■ **ASSIGNMENT**
Using the records below, report how many lines include "Shift", and give no more than the number.

Items from a dataset
────────────────────────────────────────

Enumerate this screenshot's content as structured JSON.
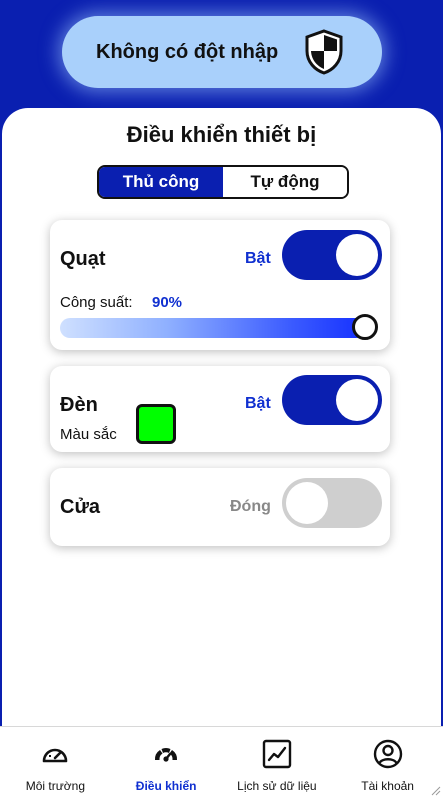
{
  "status": {
    "text": "Không có đột nhập",
    "icon": "shield-icon"
  },
  "page": {
    "title": "Điều khiển thiết bị"
  },
  "mode": {
    "options": [
      "Thủ công",
      "Tự động"
    ],
    "selected": "Thủ công"
  },
  "devices": {
    "fan": {
      "name": "Quạt",
      "state_label": "Bật",
      "on": true,
      "power_label": "Công suất:",
      "power_value": "90%",
      "power_percent": 90
    },
    "light": {
      "name": "Đèn",
      "state_label": "Bật",
      "on": true,
      "color_label": "Màu sắc",
      "color": "#00ff00"
    },
    "door": {
      "name": "Cửa",
      "state_label": "Đóng",
      "on": false
    }
  },
  "nav": {
    "items": [
      {
        "label": "Môi trường",
        "icon": "gauge-icon",
        "active": false
      },
      {
        "label": "Điều khiển",
        "icon": "control-gauge-icon",
        "active": true
      },
      {
        "label": "Lịch sử dữ liệu",
        "icon": "chart-icon",
        "active": false
      },
      {
        "label": "Tài khoản",
        "icon": "account-icon",
        "active": false
      }
    ]
  },
  "colors": {
    "primary": "#0a1fb0",
    "accent_text": "#1030d0",
    "status_bg": "#a9d0fb"
  }
}
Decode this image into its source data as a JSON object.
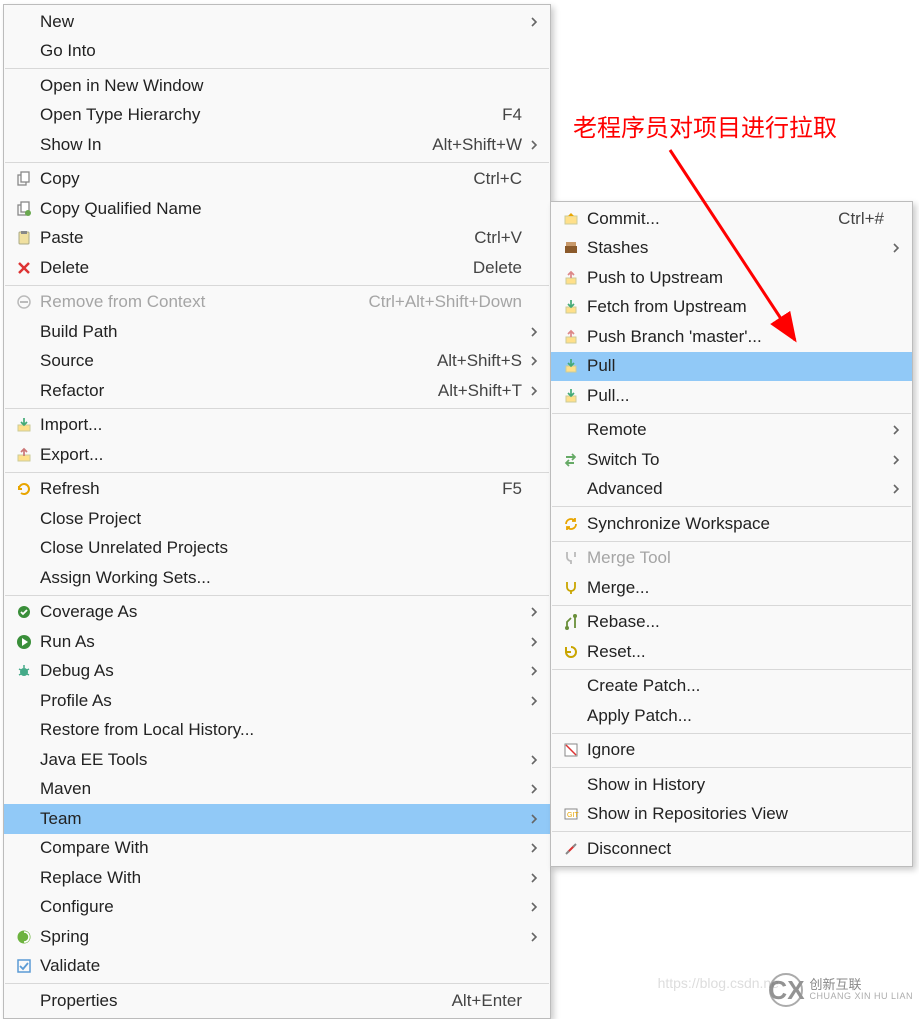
{
  "annotation_text": "老程序员对项目进行拉取",
  "main_menu": {
    "groups": [
      [
        {
          "label": "New",
          "submenu": true
        },
        {
          "label": "Go Into"
        }
      ],
      [
        {
          "label": "Open in New Window"
        },
        {
          "label": "Open Type Hierarchy",
          "shortcut": "F4"
        },
        {
          "label": "Show In",
          "shortcut": "Alt+Shift+W",
          "submenu": true
        }
      ],
      [
        {
          "label": "Copy",
          "shortcut": "Ctrl+C",
          "icon": "copy-icon"
        },
        {
          "label": "Copy Qualified Name",
          "icon": "copy-qualified-icon"
        },
        {
          "label": "Paste",
          "shortcut": "Ctrl+V",
          "icon": "paste-icon"
        },
        {
          "label": "Delete",
          "shortcut": "Delete",
          "icon": "delete-icon"
        }
      ],
      [
        {
          "label": "Remove from Context",
          "shortcut": "Ctrl+Alt+Shift+Down",
          "icon": "remove-context-icon",
          "disabled": true
        },
        {
          "label": "Build Path",
          "submenu": true
        },
        {
          "label": "Source",
          "shortcut": "Alt+Shift+S",
          "submenu": true
        },
        {
          "label": "Refactor",
          "shortcut": "Alt+Shift+T",
          "submenu": true
        }
      ],
      [
        {
          "label": "Import...",
          "icon": "import-icon"
        },
        {
          "label": "Export...",
          "icon": "export-icon"
        }
      ],
      [
        {
          "label": "Refresh",
          "shortcut": "F5",
          "icon": "refresh-icon"
        },
        {
          "label": "Close Project"
        },
        {
          "label": "Close Unrelated Projects"
        },
        {
          "label": "Assign Working Sets..."
        }
      ],
      [
        {
          "label": "Coverage As",
          "submenu": true,
          "icon": "coverage-icon"
        },
        {
          "label": "Run As",
          "submenu": true,
          "icon": "run-icon"
        },
        {
          "label": "Debug As",
          "submenu": true,
          "icon": "debug-icon"
        },
        {
          "label": "Profile As",
          "submenu": true
        },
        {
          "label": "Restore from Local History..."
        },
        {
          "label": "Java EE Tools",
          "submenu": true
        },
        {
          "label": "Maven",
          "submenu": true
        },
        {
          "label": "Team",
          "submenu": true,
          "selected": true
        },
        {
          "label": "Compare With",
          "submenu": true
        },
        {
          "label": "Replace With",
          "submenu": true
        },
        {
          "label": "Configure",
          "submenu": true
        },
        {
          "label": "Spring",
          "submenu": true,
          "icon": "spring-icon"
        },
        {
          "label": "Validate",
          "icon": "validate-icon"
        }
      ],
      [
        {
          "label": "Properties",
          "shortcut": "Alt+Enter"
        }
      ]
    ]
  },
  "sub_menu": {
    "groups": [
      [
        {
          "label": "Commit...",
          "shortcut": "Ctrl+#",
          "icon": "commit-icon"
        },
        {
          "label": "Stashes",
          "submenu": true,
          "icon": "stash-icon"
        },
        {
          "label": "Push to Upstream",
          "icon": "push-upstream-icon"
        },
        {
          "label": "Fetch from Upstream",
          "icon": "fetch-upstream-icon"
        },
        {
          "label": "Push Branch 'master'...",
          "icon": "push-branch-icon"
        },
        {
          "label": "Pull",
          "icon": "pull-icon",
          "selected": true
        },
        {
          "label": "Pull...",
          "icon": "pull-dialog-icon"
        }
      ],
      [
        {
          "label": "Remote",
          "submenu": true
        },
        {
          "label": "Switch To",
          "submenu": true,
          "icon": "switch-to-icon"
        },
        {
          "label": "Advanced",
          "submenu": true
        }
      ],
      [
        {
          "label": "Synchronize Workspace",
          "icon": "sync-icon"
        }
      ],
      [
        {
          "label": "Merge Tool",
          "icon": "merge-tool-icon",
          "disabled": true
        },
        {
          "label": "Merge...",
          "icon": "merge-icon"
        }
      ],
      [
        {
          "label": "Rebase...",
          "icon": "rebase-icon"
        },
        {
          "label": "Reset...",
          "icon": "reset-icon"
        }
      ],
      [
        {
          "label": "Create Patch..."
        },
        {
          "label": "Apply Patch..."
        }
      ],
      [
        {
          "label": "Ignore",
          "icon": "ignore-icon"
        }
      ],
      [
        {
          "label": "Show in History"
        },
        {
          "label": "Show in Repositories View",
          "icon": "repos-view-icon"
        }
      ],
      [
        {
          "label": "Disconnect",
          "icon": "disconnect-icon"
        }
      ]
    ]
  },
  "watermark": {
    "brand": "创新互联",
    "en": "CHUANG XIN HU LIAN",
    "logo": "CX"
  },
  "faint_url": "https://blog.csdn.ne"
}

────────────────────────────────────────

■ **TASK RESULT**
4